Short Communication, Hiv Aids Res J Vol: 6 Issue: 2
Assessing the Molecular Mechanisms and Significance of HIV Retroviruses
Received date: 23 August, 2023, Manuscript No. HARJ-23-118054;
Editor assigned date: 25 August, 2023, PreQC No. HARJ-23-118054 (PQ);
Reviewed date: 08 September, 2023, QC No. HARJ-23-118054;
Revised date: 15 September, 2023, Manuscript No. HARJ-23-118054 (R);
Published date: 22 September, 2023, DOI: 10.4172/Harj.1000125
Citation: Barbin M (2023) Assessing the Molecular Mechanisms and Significance of HIV Retroviruses. HIV AIDS Res J 6:2.
Human Immunodeficiency Virus (HIV) remains a global health challenge, with millions of people affected worldwide. Understanding the molecular mechanisms and significance of HIV retroviruses is pivotal for advancing knowledge of the virus, improving treatment strategies, and ultimately finding a cure . HIV belongs to the retrovirus family, characterized by its unique mode of replication. The virus possesses a single-stranded RNA genome, which it converts into double-stranded DNA. This conversion is achieved through a series of well-orchestrated steps.
HIV's journey within the host begins with the attachment of its envelope glycoprotein (gp120) to the CD4 receptor and a co-receptor on the surface of host cells, primarily CD4+ T cells and macrophages. Upon attachment, the virus fuses with the cell membrane, releasing its viral core into the host cell's cytoplasm . The viral RNA genome is reverse-transcribed by the enzyme reverse transcriptase into a doublestranded DNA molecule, known as the provirus. This provirus becomes stably integrated into the host cell's genome.
The integrated provirus is now part of the host cell's genetic material. This integration ensures the persistence of the viral genome and allows the virus to evade immune responses. When the host cell becomes activated or stimulated, it transcribes and translates the integrated viral DNA. This leads to the production of new viral RNA and proteins. The newly synthesised viral RNA and proteins assemble at the cell membrane, forming new virions. These virions bud off the host cell, cloaked in a lipid bilayer derived from the host cell membrane, studded with viral envelope glycoproteins [3,4].
Viral protease cleaves the long polyproteins into functional components, leading to the maturation of virions into their infectious form. The molecular mechanisms behind HIV's replication cycle have significant implications for both the virus and the host.

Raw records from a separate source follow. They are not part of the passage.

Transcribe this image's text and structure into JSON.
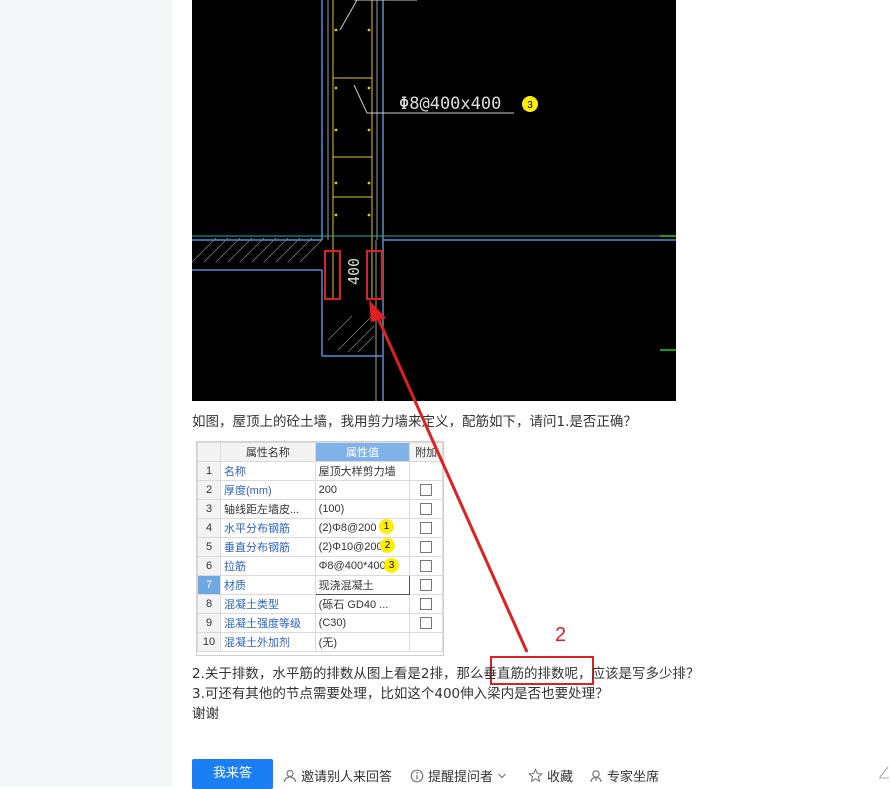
{
  "cad": {
    "annotation": "Φ8@400x400",
    "dimension": "400",
    "badge": "3"
  },
  "question": {
    "line1": "如图，屋顶上的砼土墙，我用剪力墙来定义，配筋如下，请问1.是否正确？",
    "line2": "2.关于排数，水平筋的排数从图上看是2排，那么垂直筋的排数呢，应该是写多少排？",
    "line3": "3.可还有其他的节点需要处理，比如这个400伸入梁内是否也要处理？",
    "line4": "谢谢",
    "callout_number": "2"
  },
  "properties": {
    "headers": {
      "name": "属性名称",
      "value": "属性值",
      "extra": "附加"
    },
    "rows": [
      {
        "idx": "1",
        "name": "名称",
        "value": "屋顶大样剪力墙"
      },
      {
        "idx": "2",
        "name": "厚度(mm)",
        "value": "200"
      },
      {
        "idx": "3",
        "name": "轴线距左墙皮...",
        "value": "(100)"
      },
      {
        "idx": "4",
        "name": "水平分布钢筋",
        "value": "(2)Φ8@200",
        "badge": "1"
      },
      {
        "idx": "5",
        "name": "垂直分布钢筋",
        "value": "(2)Φ10@200",
        "badge": "2"
      },
      {
        "idx": "6",
        "name": "拉筋",
        "value": "Φ8@400*400",
        "badge": "3"
      },
      {
        "idx": "7",
        "name": "材质",
        "value": "现浇混凝土"
      },
      {
        "idx": "8",
        "name": "混凝土类型",
        "value": "(砾石 GD40 ..."
      },
      {
        "idx": "9",
        "name": "混凝土强度等级",
        "value": "(C30)"
      },
      {
        "idx": "10",
        "name": "混凝土外加剂",
        "value": "(无)"
      }
    ]
  },
  "actions": {
    "answer": "我来答",
    "invite": "邀请别人来回答",
    "remind": "提醒提问者",
    "favorite": "收藏",
    "expert": "专家坐席"
  },
  "colors": {
    "accent": "#1a7ff5",
    "annotation_red": "#e02020",
    "badge_yellow": "#ffee00"
  }
}
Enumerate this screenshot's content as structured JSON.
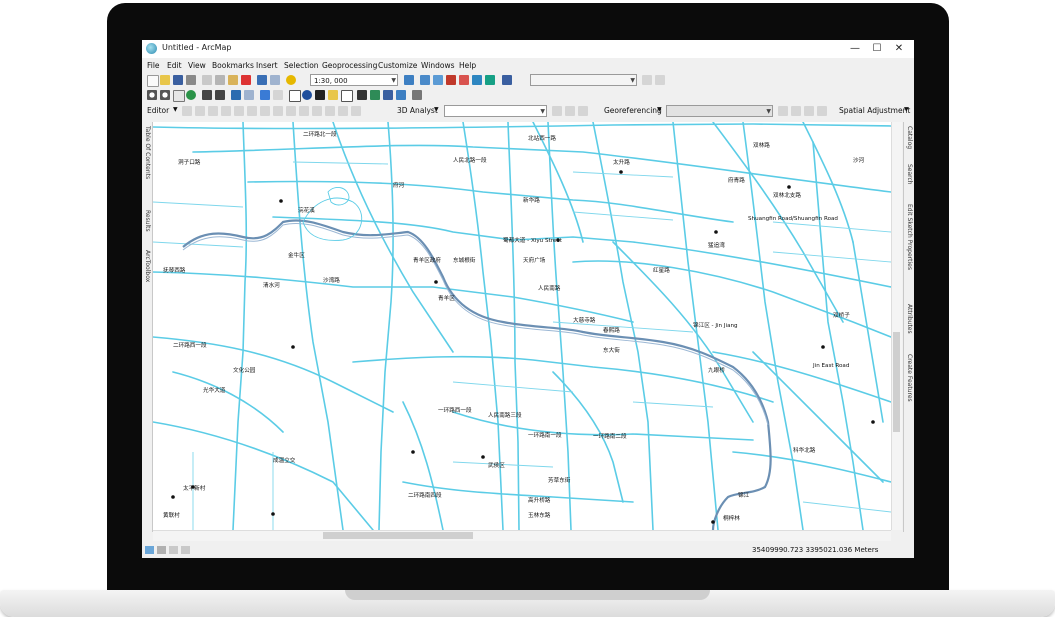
{
  "window": {
    "title": "Untitled - ArcMap",
    "minimize_glyph": "—",
    "maximize_glyph": "☐",
    "close_glyph": "✕"
  },
  "menu": [
    "File",
    "Edit",
    "View",
    "Bookmarks",
    "Insert",
    "Selection",
    "Geoprocessing",
    "Customize",
    "Windows",
    "Help"
  ],
  "toolbar": {
    "scale_value": "1:30, 000"
  },
  "toolbar3": {
    "editor_label": "Editor",
    "analyst_label": "3D Analyst",
    "georef_label": "Georeferencing",
    "spatial_adj_label": "Spatial Adjustment"
  },
  "left_dock_tabs": [
    "Table Of Contents",
    "Results",
    "ArcToolbox"
  ],
  "right_dock_tabs": [
    "Catalog",
    "Search",
    "Edit Sketch Properties",
    "Attributes",
    "Create Features"
  ],
  "status": {
    "coordinates": "35409990.723  3395021.036 Meters"
  },
  "map": {
    "labels": {
      "l1": "二环路北一段",
      "l2": "洞子口路",
      "l3": "人民北路一段",
      "l4": "北站西一路",
      "l5": "府河",
      "l6": "双林路",
      "l7": "沙河",
      "l8": "新华路",
      "l9": "双林北支路",
      "l10": "太升路",
      "l11": "Shuangfin Road/Shuangfin Road",
      "l12": "猛追湾",
      "l13": "蜀都大道 - Xiyu Street",
      "l14": "东城根街",
      "l15": "青羊区",
      "l16": "人民南路",
      "l17": "锦江区 - Jin Jiang",
      "l18": "浣花溪",
      "l19": "青羊区政府",
      "l20": "金牛区",
      "l21": "清水河",
      "l22": "文化公园",
      "l23": "一环路西一段",
      "l24": "一环路南一段",
      "l25": "一环路南二段",
      "l26": "人民南路三段",
      "l27": "武侯区",
      "l28": "高升桥路",
      "l29": "二环路南四段",
      "l30": "锦江",
      "l31": "Jin East Road",
      "l32": "东大街",
      "l33": "玉林东路",
      "l34": "桐梓林",
      "l35": "芳草东街",
      "l36": "太平新村",
      "l37": "黄联村",
      "l38": "科华北路",
      "l39": "九眼桥",
      "l40": "双桥子",
      "l41": "红星路",
      "l42": "大慈寺路",
      "l43": "春熙路",
      "l44": "天府广场",
      "l45": "抚琴西路",
      "l46": "光华大道",
      "l47": "成温立交",
      "l48": "二环路西一段",
      "l49": "沙湾路",
      "l50": "府青路"
    }
  }
}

The integration of viral DNA into the host genome allows HIV to persist in a latent state, evading the host immune system's surveillance. This is one of the key challenges in developing a cure for HIV. Understanding these mechanisms has allowed researchers to identify numerous drug targets. Antiretroviral Therapy (ART) has been developed to target various stages of the HIV life cycle, providing life-saving treatment for those living with the virus [5,6].
The high mutation rate of HIV during reverse transcription makes the virus prone to developing drug resistance. This underscores the importance of adhering to prescribed drug regimens to prevent resistance . Monitoring viral load through quantifying viral RNA in the blood is a vital component of HIV management. This provides insights into the effectiveness of treatment and the progression of the disease.
Beyond the laboratory, the significance of HIV molecular mechanisms is far-reaching. HIV/AIDS has had a profound socioeconomic and global impact. HIV has been a pandemic for decades. Public health efforts to combat the virus have driven research, funding, and awareness campaigns worldwide [8,9]. The stigma associated with HIV remains a significant barrier to prevention and treatment. Understanding the molecular mechanisms can help dispel myths and reduce stigma. HIV disproportionately affects vulnerable populations and regions with limited access to healthcare. The study of HIV mechanisms is essential to addressing these global health inequities .
Assessing the molecular mechanisms and significance of HIV retroviruses is a continuous endeavour with implications that extend far beyond the laboratory. It has not only led to the development of life-saving antiretroviral therapies but has also deepened the understanding of immunoevasion, drug resistance, and global health disparities. As studies continue to uncover the complexities of HIV's inner workings, one can move closer to finding a cure and reducing the global burden of this virus. It is a testament to the power of science inquiry and international collaboration in the face of a formidable global health challenge.